╭─ RECORDS SUPPLIED

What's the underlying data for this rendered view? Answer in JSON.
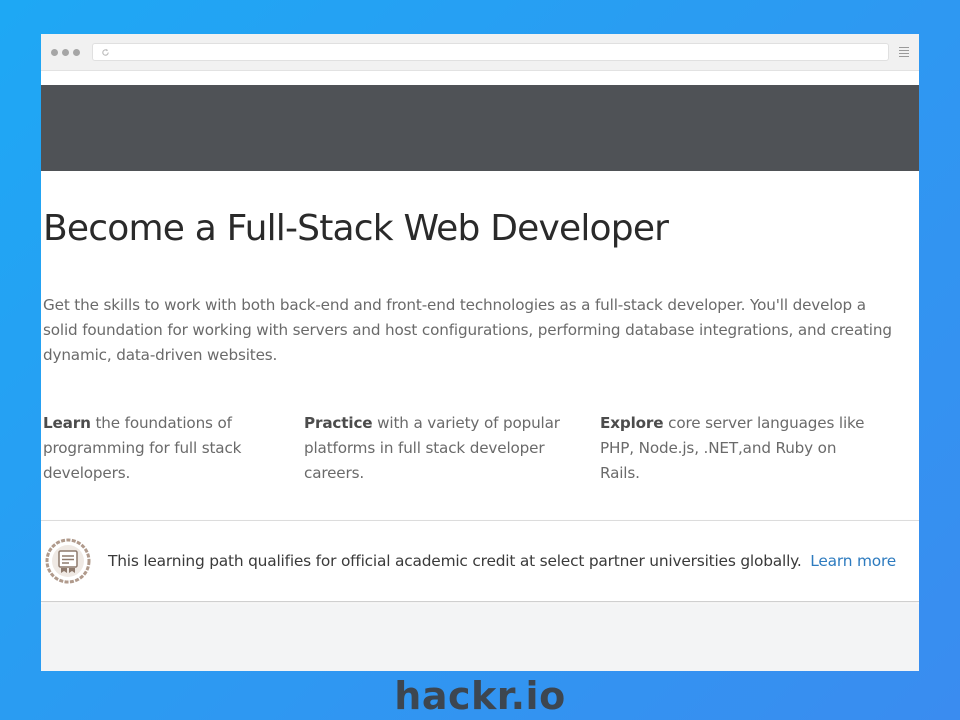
{
  "browser": {
    "url": "",
    "icons": [
      "window-dots-icon",
      "reload-icon",
      "menu-icon"
    ]
  },
  "page": {
    "title": "Become a Full-Stack Web Developer",
    "intro": "Get the skills to work with both back-end and front-end technologies as a full-stack developer. You'll develop a solid foundation for working with servers and host configurations, performing database integrations, and creating dynamic, data-driven websites.",
    "features": [
      {
        "lead": "Learn",
        "text": "the foundations of programming for full stack developers."
      },
      {
        "lead": "Practice",
        "text": "with a variety of popular platforms in full stack developer careers."
      },
      {
        "lead": "Explore",
        "text": "core server languages like PHP, Node.js, .NET,and Ruby on Rails."
      }
    ],
    "credit": {
      "text": "This learning path qualifies for official academic credit at select partner universities globally.",
      "link": "Learn more"
    }
  },
  "watermark": "hackr.io",
  "colors": {
    "background": "#1ea8f4",
    "hero_band": "#4f5256",
    "link": "#2d7bbf",
    "logo": "#3d4650"
  }
}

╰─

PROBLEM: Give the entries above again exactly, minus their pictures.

SOLUTION TO THE EXERCISE:
What's the underlying data for this rendered view? Answer in JSON.
{
  "browser": {
    "url": "",
    "icons": [
      "window-dots-icon",
      "reload-icon",
      "menu-icon"
    ]
  },
  "page": {
    "title": "Become a Full-Stack Web Developer",
    "intro": "Get the skills to work with both back-end and front-end technologies as a full-stack developer. You'll develop a solid foundation for working with servers and host configurations, performing database integrations, and creating dynamic, data-driven websites.",
    "features": [
      {
        "lead": "Learn",
        "text": "the foundations of programming for full stack developers."
      },
      {
        "lead": "Practice",
        "text": "with a variety of popular platforms in full stack developer careers."
      },
      {
        "lead": "Explore",
        "text": "core server languages like PHP, Node.js, .NET,and Ruby on Rails."
      }
    ],
    "credit": {
      "text": "This learning path qualifies for official academic credit at select partner universities globally.",
      "link": "Learn more"
    }
  },
  "watermark": "hackr.io",
  "colors": {
    "background": "#1ea8f4",
    "hero_band": "#4f5256",
    "link": "#2d7bbf",
    "logo": "#3d4650"
  }
}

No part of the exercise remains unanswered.